Monthly degree days (10°C base) as determined from air temperatures recorded 600 m from the plot area were warmer than average in May and June 1987, and in July-September 1990 (Table 1). Kenaf grew taller early in the season and reached a greater final height in 1987 than in 1990 (Fig. 1). Flowering began in mid-September both years which was too late to result in viable seed production.

Leaves made up a constantly decreasing fraction of total top weight over the period July 23-Oct. 8 in 1990 (Fig. 2). The leaf fraction in 1990 was described by the relationship y = 35 - 3.67 + 0.014 x2 (r2 = 0.898), where y = fraction of leaf in total top growth (g leaf/kg total top, dry matter basis) and x = days with July 23 = day 1. Prior to the final yield harvest both years, frost killed the leaves which dried and dropped from the plants, leaving bare stalks.

Yields of 'EV41' and 'T1' exceeded 22 Mg/ha in 1987 (Table 2). 'EV71' did not establish well and consequently yields were very low. In 1990, yields ranged between 11 and 14 Mg/ha with 'T1' yielding most, but differences were only significant at the 10% level. The upper ends of kenaf stems may be discarded when kenaf is harvested for fiber (Hays 1989). This stem tip material has potential as animal feed. At yield harvest in 1990, kenaf tops were separated by hand into the basal 6 m and all material above 6 m, and weighed separately. The basal 6 m ranged from 9.3 to 10.4 Mg/ha with no significant cultivar differences. The stem tips ranged between 2.0 ('C2032') and 2.6 ('T1') Mg/ha which was significant only at the 10% level.

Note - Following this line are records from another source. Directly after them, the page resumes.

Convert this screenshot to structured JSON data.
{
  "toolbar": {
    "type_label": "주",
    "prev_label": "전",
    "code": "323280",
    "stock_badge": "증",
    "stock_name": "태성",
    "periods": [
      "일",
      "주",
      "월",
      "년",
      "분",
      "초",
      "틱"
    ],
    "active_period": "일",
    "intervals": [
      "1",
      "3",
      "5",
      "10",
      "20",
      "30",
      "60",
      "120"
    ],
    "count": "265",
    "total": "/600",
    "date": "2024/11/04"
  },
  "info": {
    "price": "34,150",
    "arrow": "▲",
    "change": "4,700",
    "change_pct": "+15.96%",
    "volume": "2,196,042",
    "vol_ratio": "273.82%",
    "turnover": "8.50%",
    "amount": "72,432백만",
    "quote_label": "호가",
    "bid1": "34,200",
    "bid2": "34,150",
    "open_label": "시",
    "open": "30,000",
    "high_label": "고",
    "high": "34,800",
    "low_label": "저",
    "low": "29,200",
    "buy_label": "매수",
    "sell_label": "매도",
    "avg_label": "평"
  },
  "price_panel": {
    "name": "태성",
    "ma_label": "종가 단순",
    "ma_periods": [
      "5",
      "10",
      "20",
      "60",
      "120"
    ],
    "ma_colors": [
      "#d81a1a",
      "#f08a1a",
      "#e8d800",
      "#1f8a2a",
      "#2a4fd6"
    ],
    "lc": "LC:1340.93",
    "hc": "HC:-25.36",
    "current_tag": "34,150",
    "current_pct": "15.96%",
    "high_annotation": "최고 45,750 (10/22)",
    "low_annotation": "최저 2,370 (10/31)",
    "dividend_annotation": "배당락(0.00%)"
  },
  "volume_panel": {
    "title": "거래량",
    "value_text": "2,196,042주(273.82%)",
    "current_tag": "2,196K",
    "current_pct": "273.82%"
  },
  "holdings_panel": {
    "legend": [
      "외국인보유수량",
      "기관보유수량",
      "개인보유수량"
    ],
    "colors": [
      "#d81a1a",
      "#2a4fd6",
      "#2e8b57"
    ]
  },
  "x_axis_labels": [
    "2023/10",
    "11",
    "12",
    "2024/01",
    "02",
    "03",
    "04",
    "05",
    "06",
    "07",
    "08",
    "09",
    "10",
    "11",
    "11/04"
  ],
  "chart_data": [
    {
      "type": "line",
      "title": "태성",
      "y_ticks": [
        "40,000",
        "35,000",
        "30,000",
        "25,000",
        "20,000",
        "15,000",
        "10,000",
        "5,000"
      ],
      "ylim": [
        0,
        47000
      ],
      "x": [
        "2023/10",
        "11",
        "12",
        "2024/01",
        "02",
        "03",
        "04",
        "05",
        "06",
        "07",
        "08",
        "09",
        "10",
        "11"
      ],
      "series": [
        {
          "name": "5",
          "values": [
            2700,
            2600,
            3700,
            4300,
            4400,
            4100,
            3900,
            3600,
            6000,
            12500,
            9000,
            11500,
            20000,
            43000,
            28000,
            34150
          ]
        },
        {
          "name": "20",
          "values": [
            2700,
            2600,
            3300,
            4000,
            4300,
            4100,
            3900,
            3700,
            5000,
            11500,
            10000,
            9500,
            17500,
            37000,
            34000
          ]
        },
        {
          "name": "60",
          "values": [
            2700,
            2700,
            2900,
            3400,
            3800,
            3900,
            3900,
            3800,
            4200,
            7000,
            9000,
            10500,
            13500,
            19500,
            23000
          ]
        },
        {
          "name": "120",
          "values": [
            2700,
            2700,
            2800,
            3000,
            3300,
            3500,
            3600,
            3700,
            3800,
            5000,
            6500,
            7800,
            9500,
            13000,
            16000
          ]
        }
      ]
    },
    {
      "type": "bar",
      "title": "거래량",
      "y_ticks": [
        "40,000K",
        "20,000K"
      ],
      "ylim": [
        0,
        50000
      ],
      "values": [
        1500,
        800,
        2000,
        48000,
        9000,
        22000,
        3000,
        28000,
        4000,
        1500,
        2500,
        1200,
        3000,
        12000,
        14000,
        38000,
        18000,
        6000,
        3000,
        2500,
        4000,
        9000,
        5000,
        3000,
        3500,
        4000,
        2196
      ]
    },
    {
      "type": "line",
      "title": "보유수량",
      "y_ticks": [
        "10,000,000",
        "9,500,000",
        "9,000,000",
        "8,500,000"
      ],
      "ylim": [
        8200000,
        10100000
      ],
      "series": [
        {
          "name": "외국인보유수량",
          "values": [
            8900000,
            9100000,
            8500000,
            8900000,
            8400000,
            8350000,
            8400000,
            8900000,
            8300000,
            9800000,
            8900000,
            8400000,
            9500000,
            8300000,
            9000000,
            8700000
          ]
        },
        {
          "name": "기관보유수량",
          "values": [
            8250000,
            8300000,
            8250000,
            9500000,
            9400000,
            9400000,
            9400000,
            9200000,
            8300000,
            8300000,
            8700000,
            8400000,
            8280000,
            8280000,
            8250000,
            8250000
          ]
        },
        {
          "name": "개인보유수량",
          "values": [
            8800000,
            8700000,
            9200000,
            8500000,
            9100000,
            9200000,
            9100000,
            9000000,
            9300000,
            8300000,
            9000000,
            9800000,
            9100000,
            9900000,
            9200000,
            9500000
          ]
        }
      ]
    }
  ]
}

A yield of 11 to 23 Mg/ha compares favorably with an average hybrid poplar yield of 23.6 Mg/ha per year over a four year period in Washington (Heilman and Stettler 1985). This kenaf yield, however, was obtained on single unreplicated rows and is likely to represent an upper extreme. Average yields of 11 to 14 Mg/ha, as found in 1990, appear more realistic and still approach those reported from some of the more southern growing areas [e.g. 13 to 21 Mg/ha for 1988 in Oklahoma as reported by Dag et al. (1989); 13.6 to 20.1 Mg/ha for 1986 in California as reported by Robinson (1988)]. Based on the height and yield comparisons of 1987 and 1990, it appears that warm temperatures early in the growing season may have an important influence in establishing early growth and maximum performance. The economic prospect of kenaf as a viable central Washington crop, however, will require a stable production area, consistent high yields and the availability of a processing facility set up to handle the pulping requirements.


Table 1. Monthly mean degree days (°C; 10°C base) at Prosser, Washington.

Degree days
Month 52-yr. 1987 1990
May 147 216 128
June 247 332 281
July 351 332 414
Aug. 328 352 366
Sept. 203 261 299
Oct. 28 74 33

Table 2. Kenaf stand and dry matter yield at Prosser, Washington.

Year Cultivar No. plant/ha
Total top dry yield
1987 Everglades 41 254 23.1
Everglades 71 56 6.3
Tainung 1 185 22.3
1990 Everglades 41 144 11.4
Everglades 71 198 12.4
Tainung 1 205 14.0
Cuba 2032 196 11.4
LSD (5%) 28 ---
CV (%) 11.1 13.8

Fig. 1. Kenaf heights at Prosser, Washington; averages of 'EV41' and 'EV71'.

Leaf fraction of Kenaf at Prosser, Washington in 1990; g dry leaf/kg total dry top.
Last update September 15, 1997 aw